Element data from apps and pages
• • •
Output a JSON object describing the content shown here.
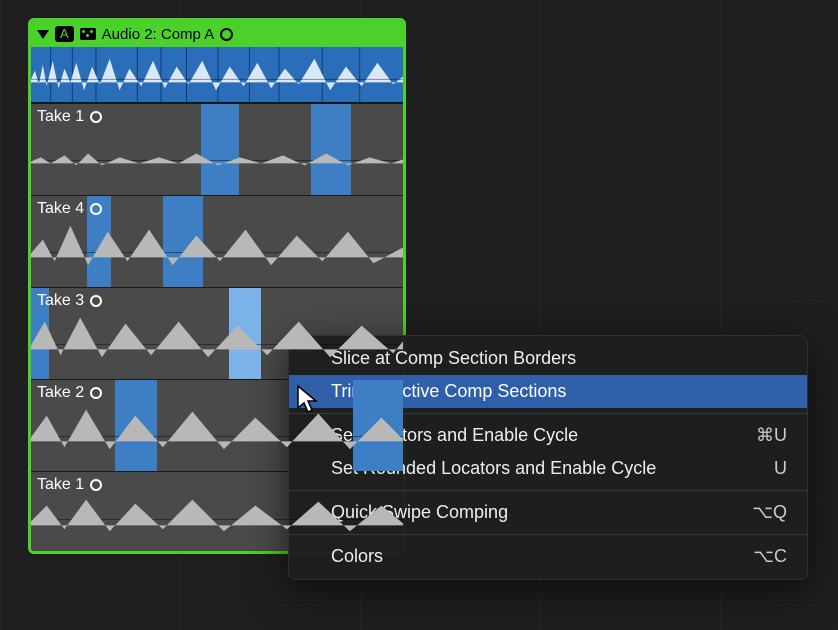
{
  "folder": {
    "badge": "A",
    "title": "Audio 2: Comp A"
  },
  "takes": [
    {
      "label": "Take 1"
    },
    {
      "label": "Take 4"
    },
    {
      "label": "Take 3"
    },
    {
      "label": "Take 2"
    },
    {
      "label": "Take 1"
    }
  ],
  "menu": {
    "slice": "Slice at Comp Section Borders",
    "trim": "Trim to Active Comp Sections",
    "setloc": "Set Locators and Enable Cycle",
    "setloc_sc": "⌘U",
    "setrnd": "Set Rounded Locators and Enable Cycle",
    "setrnd_sc": "U",
    "qsc": "Quick Swipe Comping",
    "qsc_sc": "⌥Q",
    "colors": "Colors",
    "colors_sc": "⌥C"
  }
}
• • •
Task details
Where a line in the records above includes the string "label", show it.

Task output
      "label": "Take 1"
      "label": "Take 4"
      "label": "Take 3"
      "label": "Take 2"
      "label": "Take 1"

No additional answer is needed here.